**Activity**
A bare number is the only acceptable answer: how many lines of these entries include "Avito"?
#####
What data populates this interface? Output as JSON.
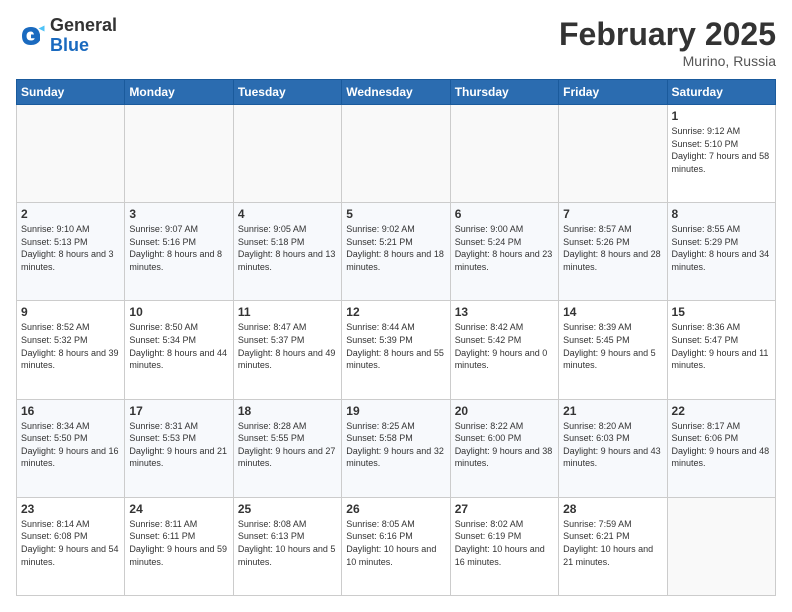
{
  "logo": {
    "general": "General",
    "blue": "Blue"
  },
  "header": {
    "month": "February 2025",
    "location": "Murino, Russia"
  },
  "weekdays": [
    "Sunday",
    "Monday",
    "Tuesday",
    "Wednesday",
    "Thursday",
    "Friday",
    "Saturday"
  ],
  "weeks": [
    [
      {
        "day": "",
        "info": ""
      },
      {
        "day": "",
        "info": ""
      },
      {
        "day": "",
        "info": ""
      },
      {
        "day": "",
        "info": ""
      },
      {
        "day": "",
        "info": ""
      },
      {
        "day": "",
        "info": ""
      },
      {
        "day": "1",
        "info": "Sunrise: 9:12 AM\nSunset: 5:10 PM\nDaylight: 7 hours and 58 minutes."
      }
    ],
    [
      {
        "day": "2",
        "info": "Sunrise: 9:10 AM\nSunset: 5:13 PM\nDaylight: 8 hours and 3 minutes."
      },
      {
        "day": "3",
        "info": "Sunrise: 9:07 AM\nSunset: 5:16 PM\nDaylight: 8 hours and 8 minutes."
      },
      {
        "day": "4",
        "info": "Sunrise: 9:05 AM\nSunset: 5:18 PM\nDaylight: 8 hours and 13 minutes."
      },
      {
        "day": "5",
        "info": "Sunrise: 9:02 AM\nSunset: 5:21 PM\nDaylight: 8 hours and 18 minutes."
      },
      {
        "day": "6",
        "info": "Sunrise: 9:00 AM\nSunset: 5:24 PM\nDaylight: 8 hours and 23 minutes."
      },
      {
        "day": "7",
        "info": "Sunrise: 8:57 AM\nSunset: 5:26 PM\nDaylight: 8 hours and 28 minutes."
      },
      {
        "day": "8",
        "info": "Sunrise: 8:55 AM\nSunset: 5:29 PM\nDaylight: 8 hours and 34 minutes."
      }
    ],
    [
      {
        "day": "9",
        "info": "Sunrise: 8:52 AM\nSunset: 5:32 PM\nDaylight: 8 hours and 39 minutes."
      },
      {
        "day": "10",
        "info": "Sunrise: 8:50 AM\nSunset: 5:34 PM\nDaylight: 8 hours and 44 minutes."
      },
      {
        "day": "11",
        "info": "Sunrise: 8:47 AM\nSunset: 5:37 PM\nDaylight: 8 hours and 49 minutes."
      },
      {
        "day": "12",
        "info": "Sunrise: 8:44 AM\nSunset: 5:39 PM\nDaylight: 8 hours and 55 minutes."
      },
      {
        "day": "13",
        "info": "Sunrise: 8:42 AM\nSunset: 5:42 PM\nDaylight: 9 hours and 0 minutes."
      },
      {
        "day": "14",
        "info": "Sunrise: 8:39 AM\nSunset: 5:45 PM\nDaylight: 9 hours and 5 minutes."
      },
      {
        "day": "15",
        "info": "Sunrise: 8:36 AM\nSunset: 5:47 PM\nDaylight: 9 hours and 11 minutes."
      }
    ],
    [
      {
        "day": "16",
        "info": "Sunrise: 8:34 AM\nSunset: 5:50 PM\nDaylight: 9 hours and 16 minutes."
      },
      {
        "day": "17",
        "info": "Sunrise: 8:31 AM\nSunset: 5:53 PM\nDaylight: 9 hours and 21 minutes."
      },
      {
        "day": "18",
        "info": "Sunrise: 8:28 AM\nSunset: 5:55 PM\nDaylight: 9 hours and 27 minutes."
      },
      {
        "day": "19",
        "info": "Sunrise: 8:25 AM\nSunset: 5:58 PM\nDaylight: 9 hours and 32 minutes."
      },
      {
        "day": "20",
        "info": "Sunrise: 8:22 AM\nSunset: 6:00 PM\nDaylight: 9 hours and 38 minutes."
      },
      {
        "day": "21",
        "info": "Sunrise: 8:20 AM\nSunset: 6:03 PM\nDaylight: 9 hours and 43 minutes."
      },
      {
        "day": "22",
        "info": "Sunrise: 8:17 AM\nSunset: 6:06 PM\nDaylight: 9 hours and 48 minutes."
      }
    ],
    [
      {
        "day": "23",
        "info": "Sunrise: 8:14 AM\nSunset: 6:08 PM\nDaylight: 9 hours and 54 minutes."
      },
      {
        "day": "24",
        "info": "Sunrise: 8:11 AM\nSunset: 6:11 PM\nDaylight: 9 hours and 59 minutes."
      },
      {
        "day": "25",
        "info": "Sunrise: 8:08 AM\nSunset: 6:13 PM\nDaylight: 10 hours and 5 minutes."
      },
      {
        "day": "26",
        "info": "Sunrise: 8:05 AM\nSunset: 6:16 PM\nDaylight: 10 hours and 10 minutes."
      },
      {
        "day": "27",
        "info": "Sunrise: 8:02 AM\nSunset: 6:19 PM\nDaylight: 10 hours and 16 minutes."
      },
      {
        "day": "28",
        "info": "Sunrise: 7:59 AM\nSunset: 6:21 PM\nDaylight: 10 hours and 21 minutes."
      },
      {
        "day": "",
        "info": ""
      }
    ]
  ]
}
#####
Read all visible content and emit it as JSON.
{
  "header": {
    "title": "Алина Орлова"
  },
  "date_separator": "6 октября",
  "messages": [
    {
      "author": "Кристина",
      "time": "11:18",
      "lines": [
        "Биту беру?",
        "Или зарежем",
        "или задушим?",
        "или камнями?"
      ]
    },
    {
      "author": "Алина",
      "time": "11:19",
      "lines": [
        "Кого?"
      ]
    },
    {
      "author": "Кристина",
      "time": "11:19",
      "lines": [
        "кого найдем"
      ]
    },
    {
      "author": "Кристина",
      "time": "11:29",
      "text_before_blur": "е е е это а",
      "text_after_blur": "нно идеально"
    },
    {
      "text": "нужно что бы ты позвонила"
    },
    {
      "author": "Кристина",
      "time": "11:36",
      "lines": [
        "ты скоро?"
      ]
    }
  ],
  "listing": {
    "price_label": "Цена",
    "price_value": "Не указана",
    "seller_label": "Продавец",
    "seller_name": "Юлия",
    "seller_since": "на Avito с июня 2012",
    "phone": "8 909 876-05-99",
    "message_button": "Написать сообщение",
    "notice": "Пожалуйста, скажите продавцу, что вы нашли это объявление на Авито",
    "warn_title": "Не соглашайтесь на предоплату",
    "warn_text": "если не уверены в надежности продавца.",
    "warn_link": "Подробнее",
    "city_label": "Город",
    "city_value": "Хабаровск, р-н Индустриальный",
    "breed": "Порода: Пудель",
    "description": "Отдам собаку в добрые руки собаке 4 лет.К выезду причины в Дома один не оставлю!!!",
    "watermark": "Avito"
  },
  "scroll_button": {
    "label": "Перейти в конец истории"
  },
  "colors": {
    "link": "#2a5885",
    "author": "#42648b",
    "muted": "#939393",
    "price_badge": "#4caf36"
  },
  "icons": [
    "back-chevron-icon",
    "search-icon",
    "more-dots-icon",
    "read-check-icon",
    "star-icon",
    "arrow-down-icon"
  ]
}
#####
**Answer area**
2